[EXERCISE DETAILS]
Check each line below for the word "PPRC", then please report how many lines have it and nothing more.

[INFORMATION PROVIDED]
□ □ □ □ □ □ □

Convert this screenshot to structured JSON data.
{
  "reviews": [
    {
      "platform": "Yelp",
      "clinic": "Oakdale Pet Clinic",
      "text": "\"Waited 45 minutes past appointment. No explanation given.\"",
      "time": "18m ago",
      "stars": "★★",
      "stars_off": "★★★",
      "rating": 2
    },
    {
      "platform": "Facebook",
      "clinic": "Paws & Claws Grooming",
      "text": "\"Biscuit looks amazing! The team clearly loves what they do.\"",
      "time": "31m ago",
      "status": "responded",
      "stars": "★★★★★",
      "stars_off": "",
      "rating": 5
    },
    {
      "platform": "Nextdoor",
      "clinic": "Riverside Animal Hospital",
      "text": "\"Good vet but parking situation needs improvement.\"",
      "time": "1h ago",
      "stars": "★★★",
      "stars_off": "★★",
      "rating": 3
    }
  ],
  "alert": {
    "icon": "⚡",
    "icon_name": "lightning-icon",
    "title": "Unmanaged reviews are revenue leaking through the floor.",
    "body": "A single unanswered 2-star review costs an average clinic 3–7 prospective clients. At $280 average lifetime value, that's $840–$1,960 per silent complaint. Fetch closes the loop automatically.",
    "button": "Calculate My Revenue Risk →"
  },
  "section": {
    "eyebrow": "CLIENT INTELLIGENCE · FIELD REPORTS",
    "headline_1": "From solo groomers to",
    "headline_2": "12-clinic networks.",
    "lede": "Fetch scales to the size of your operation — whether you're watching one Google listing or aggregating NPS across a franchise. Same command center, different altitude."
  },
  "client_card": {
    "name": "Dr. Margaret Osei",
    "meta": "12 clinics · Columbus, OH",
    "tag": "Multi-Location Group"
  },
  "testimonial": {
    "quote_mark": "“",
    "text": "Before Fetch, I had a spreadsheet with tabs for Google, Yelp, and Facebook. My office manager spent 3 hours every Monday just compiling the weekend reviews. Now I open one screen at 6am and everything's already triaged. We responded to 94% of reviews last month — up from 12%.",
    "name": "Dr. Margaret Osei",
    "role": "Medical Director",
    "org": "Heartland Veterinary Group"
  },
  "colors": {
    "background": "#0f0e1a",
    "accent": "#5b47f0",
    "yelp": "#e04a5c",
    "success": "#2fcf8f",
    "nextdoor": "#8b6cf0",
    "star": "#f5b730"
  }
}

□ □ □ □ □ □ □

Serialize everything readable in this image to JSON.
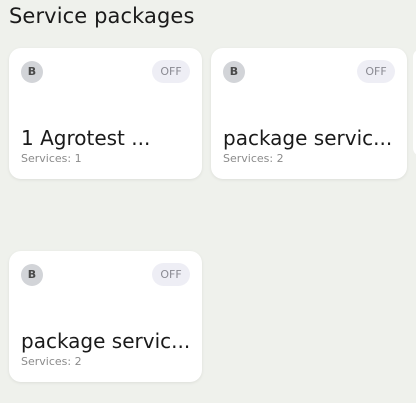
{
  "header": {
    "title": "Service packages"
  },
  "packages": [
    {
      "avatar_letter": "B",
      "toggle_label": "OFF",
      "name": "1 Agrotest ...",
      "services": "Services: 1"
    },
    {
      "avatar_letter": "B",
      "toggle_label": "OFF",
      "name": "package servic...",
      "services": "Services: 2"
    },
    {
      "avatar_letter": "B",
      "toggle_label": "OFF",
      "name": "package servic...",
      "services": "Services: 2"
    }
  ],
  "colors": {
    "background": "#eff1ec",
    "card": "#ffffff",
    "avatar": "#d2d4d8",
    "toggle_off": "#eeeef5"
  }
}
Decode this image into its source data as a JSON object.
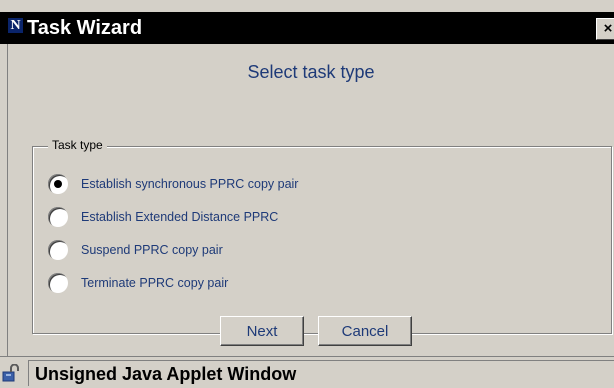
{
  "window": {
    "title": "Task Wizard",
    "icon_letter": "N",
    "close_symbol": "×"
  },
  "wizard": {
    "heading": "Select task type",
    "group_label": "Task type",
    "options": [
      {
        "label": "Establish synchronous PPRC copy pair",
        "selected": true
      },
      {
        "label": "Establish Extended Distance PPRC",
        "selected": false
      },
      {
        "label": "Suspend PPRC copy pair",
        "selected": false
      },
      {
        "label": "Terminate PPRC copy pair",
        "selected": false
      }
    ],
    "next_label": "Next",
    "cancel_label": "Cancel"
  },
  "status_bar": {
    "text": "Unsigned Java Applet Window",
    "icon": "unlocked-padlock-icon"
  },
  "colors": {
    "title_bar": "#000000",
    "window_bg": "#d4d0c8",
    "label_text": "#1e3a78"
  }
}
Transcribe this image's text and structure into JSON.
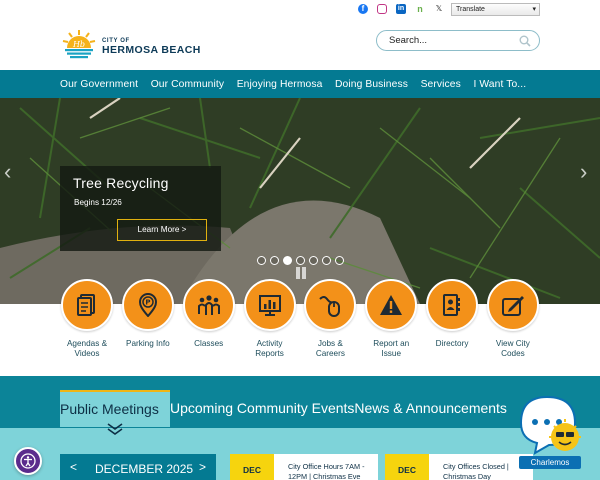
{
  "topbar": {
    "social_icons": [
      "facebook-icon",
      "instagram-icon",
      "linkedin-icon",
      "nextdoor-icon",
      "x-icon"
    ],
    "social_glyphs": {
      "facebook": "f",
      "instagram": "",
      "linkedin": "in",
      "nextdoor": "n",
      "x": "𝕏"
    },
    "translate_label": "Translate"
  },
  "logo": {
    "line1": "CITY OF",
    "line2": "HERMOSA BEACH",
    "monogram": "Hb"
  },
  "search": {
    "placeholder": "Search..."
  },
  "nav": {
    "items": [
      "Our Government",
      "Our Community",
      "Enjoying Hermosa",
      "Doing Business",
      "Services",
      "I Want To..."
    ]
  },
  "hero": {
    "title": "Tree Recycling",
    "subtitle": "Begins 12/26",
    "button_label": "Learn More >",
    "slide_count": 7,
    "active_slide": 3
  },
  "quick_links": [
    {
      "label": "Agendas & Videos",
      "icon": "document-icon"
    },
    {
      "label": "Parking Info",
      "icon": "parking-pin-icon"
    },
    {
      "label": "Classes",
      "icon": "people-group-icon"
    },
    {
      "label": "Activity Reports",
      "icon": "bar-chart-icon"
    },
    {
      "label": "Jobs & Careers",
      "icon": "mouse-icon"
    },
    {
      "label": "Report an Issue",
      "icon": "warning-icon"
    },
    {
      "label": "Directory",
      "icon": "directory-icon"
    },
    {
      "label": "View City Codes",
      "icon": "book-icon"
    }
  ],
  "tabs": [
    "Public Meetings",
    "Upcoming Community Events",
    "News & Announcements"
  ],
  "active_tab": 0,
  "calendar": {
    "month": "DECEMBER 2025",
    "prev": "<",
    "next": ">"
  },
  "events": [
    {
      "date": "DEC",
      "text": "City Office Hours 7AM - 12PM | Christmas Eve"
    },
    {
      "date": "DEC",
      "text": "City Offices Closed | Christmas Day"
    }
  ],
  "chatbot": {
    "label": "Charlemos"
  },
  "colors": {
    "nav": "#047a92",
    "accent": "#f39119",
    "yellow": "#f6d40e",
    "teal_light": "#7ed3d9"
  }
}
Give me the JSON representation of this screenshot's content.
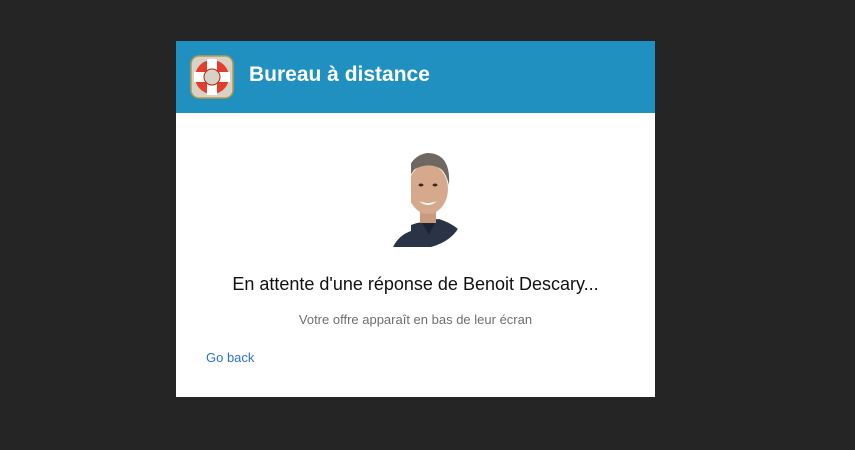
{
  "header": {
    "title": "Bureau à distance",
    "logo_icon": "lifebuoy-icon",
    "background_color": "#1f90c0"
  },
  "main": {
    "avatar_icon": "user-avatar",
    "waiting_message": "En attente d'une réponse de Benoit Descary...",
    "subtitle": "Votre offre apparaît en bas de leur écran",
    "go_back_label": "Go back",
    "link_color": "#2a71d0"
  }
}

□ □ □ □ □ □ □

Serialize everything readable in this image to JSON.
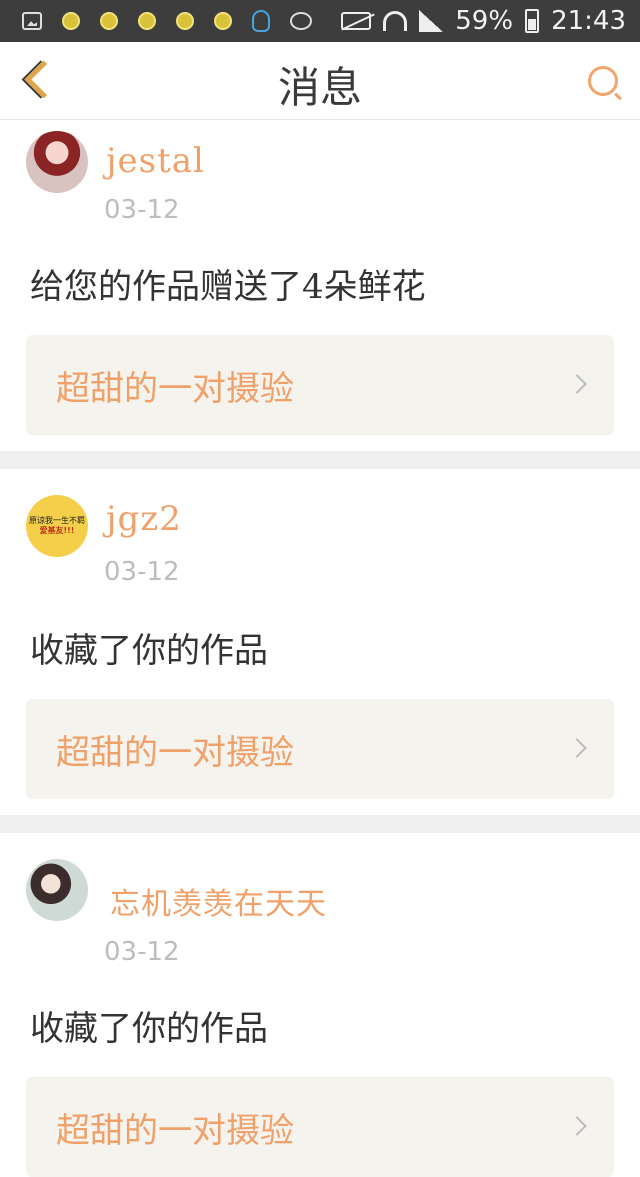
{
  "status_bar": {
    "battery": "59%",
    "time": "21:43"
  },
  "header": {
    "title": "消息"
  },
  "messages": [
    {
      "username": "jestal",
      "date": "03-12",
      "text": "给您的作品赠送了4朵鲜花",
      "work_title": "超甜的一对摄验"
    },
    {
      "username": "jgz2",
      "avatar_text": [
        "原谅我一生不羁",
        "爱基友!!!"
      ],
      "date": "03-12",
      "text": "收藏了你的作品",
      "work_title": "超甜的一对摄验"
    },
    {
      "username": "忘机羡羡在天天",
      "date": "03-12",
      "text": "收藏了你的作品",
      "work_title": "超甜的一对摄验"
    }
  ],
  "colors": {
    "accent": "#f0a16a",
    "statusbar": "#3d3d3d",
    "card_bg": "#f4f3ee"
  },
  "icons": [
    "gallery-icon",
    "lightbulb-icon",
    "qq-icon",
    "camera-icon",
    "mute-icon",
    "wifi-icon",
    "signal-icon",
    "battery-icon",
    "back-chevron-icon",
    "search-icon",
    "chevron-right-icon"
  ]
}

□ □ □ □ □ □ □

[RESPONSE]
4